• Task details
Output every entry exactly, from the first line to the last.

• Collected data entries
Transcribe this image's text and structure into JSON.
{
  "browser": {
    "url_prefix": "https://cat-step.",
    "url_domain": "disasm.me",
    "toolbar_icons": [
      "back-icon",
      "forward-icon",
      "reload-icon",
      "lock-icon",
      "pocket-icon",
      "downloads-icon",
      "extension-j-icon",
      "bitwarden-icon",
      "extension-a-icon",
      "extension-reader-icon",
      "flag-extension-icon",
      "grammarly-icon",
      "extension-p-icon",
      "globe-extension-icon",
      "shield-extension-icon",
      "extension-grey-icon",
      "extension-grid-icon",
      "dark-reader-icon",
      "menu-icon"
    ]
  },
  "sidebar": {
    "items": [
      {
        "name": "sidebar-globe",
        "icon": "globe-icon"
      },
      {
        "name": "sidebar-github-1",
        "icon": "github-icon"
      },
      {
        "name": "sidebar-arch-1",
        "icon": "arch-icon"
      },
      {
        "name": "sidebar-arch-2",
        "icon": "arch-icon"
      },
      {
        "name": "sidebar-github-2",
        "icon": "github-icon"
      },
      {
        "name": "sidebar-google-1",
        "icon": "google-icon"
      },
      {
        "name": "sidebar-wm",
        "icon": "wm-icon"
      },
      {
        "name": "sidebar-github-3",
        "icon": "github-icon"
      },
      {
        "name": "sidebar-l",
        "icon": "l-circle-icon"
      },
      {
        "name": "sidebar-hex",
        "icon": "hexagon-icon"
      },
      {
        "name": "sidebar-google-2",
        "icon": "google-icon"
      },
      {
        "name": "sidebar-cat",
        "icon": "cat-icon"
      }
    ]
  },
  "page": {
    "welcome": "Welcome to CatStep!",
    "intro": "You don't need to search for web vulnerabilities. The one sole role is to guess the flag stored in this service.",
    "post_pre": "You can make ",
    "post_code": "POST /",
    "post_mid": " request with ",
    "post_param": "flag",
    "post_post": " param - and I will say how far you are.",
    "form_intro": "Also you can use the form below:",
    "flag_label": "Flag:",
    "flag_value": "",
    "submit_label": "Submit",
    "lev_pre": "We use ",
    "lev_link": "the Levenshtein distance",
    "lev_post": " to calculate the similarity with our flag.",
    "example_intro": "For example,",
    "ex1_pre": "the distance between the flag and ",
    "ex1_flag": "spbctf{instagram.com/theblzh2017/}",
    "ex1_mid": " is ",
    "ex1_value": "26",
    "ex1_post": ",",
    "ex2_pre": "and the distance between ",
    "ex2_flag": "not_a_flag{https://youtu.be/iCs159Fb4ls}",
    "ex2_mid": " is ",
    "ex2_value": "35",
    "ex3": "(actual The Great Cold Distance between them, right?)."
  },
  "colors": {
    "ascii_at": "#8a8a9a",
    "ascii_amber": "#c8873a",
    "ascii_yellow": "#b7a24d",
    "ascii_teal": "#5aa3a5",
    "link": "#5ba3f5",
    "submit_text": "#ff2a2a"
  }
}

• Finished task
Transcribe this image's text and structure into JSON.
{
  "browser": {
    "url_prefix": "https://cat-step.",
    "url_domain": "disasm.me",
    "toolbar_icons": [
      "back-icon",
      "forward-icon",
      "reload-icon",
      "lock-icon",
      "pocket-icon",
      "downloads-icon",
      "extension-j-icon",
      "bitwarden-icon",
      "extension-a-icon",
      "extension-reader-icon",
      "flag-extension-icon",
      "grammarly-icon",
      "extension-p-icon",
      "globe-extension-icon",
      "shield-extension-icon",
      "extension-grey-icon",
      "extension-grid-icon",
      "dark-reader-icon",
      "menu-icon"
    ]
  },
  "sidebar": {
    "items": [
      {
        "name": "sidebar-globe",
        "icon": "globe-icon"
      },
      {
        "name": "sidebar-github-1",
        "icon": "github-icon"
      },
      {
        "name": "sidebar-arch-1",
        "icon": "arch-icon"
      },
      {
        "name": "sidebar-arch-2",
        "icon": "arch-icon"
      },
      {
        "name": "sidebar-github-2",
        "icon": "github-icon"
      },
      {
        "name": "sidebar-google-1",
        "icon": "google-icon"
      },
      {
        "name": "sidebar-wm",
        "icon": "wm-icon"
      },
      {
        "name": "sidebar-github-3",
        "icon": "github-icon"
      },
      {
        "name": "sidebar-l",
        "icon": "l-circle-icon"
      },
      {
        "name": "sidebar-hex",
        "icon": "hexagon-icon"
      },
      {
        "name": "sidebar-google-2",
        "icon": "google-icon"
      },
      {
        "name": "sidebar-cat",
        "icon": "cat-icon"
      }
    ]
  },
  "page": {
    "welcome": "Welcome to CatStep!",
    "intro": "You don't need to search for web vulnerabilities. The one sole role is to guess the flag stored in this service.",
    "post_pre": "You can make ",
    "post_code": "POST /",
    "post_mid": " request with ",
    "post_param": "flag",
    "post_post": " param - and I will say how far you are.",
    "form_intro": "Also you can use the form below:",
    "flag_label": "Flag:",
    "flag_value": "",
    "submit_label": "Submit",
    "lev_pre": "We use ",
    "lev_link": "the Levenshtein distance",
    "lev_post": " to calculate the similarity with our flag.",
    "example_intro": "For example,",
    "ex1_pre": "the distance between the flag and ",
    "ex1_flag": "spbctf{instagram.com/theblzh2017/}",
    "ex1_mid": " is ",
    "ex1_value": "26",
    "ex1_post": ",",
    "ex2_pre": "and the distance between ",
    "ex2_flag": "not_a_flag{https://youtu.be/iCs159Fb4ls}",
    "ex2_mid": " is ",
    "ex2_value": "35",
    "ex3": "(actual The Great Cold Distance between them, right?)."
  },
  "colors": {
    "ascii_at": "#8a8a9a",
    "ascii_amber": "#c8873a",
    "ascii_yellow": "#b7a24d",
    "ascii_teal": "#5aa3a5",
    "link": "#5ba3f5",
    "submit_text": "#ff2a2a"
  }
}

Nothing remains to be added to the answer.